═══ ENTRIES SUPPLIED
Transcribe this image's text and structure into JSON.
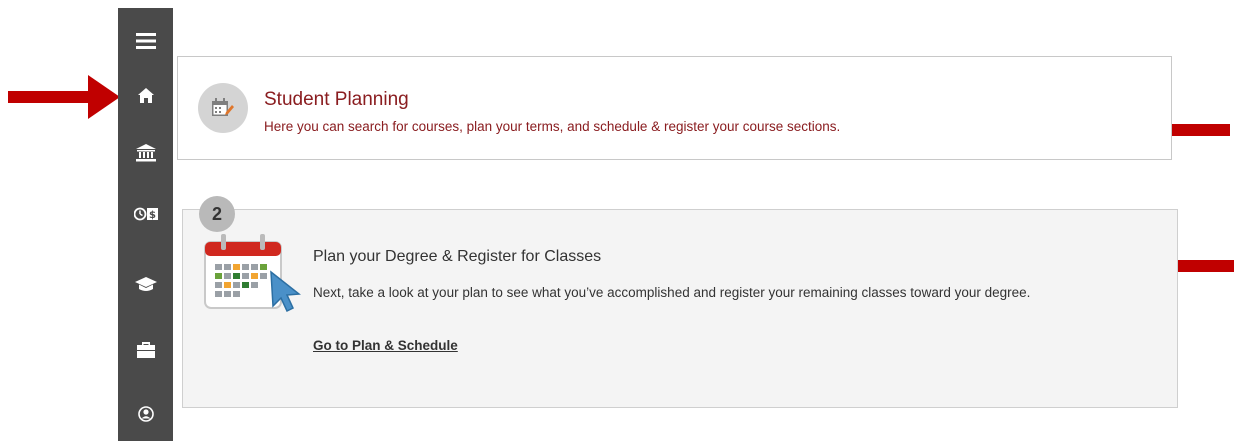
{
  "sidebar": {
    "items": [
      {
        "icon": "menu-icon"
      },
      {
        "icon": "home-icon"
      },
      {
        "icon": "bank-icon"
      },
      {
        "icon": "financial-clock-icon"
      },
      {
        "icon": "graduation-cap-icon"
      },
      {
        "icon": "briefcase-icon"
      },
      {
        "icon": "user-circle-icon"
      }
    ]
  },
  "student_planning": {
    "title": "Student Planning",
    "description": "Here you can search for courses, plan your terms, and schedule & register your course sections.",
    "icon": "planner-icon"
  },
  "step": {
    "number": "2",
    "title": "Plan your Degree & Register for Classes",
    "description": "Next, take a look at your plan to see what you’ve accomplished and register your remaining classes toward your degree.",
    "link": "Go to Plan & Schedule",
    "icon": "calendar-cursor-icon"
  },
  "colors": {
    "sidebar": "#4a4a4a",
    "accent_red": "#8a1d20",
    "annotation_arrow": "#c00000",
    "card_bg": "#f4f4f4"
  }
}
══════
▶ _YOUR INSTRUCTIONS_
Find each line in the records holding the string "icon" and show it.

▶ _FINAL ANSWER_
        "icon": "menu-icon"
        "icon": "home-icon"
        "icon": "bank-icon"
        "icon": "financial-clock-icon"
        "icon": "graduation-cap-icon"
        "icon": "briefcase-icon"
        "icon": "user-circle-icon"
    "icon": "planner-icon"
    "icon": "calendar-cursor-icon"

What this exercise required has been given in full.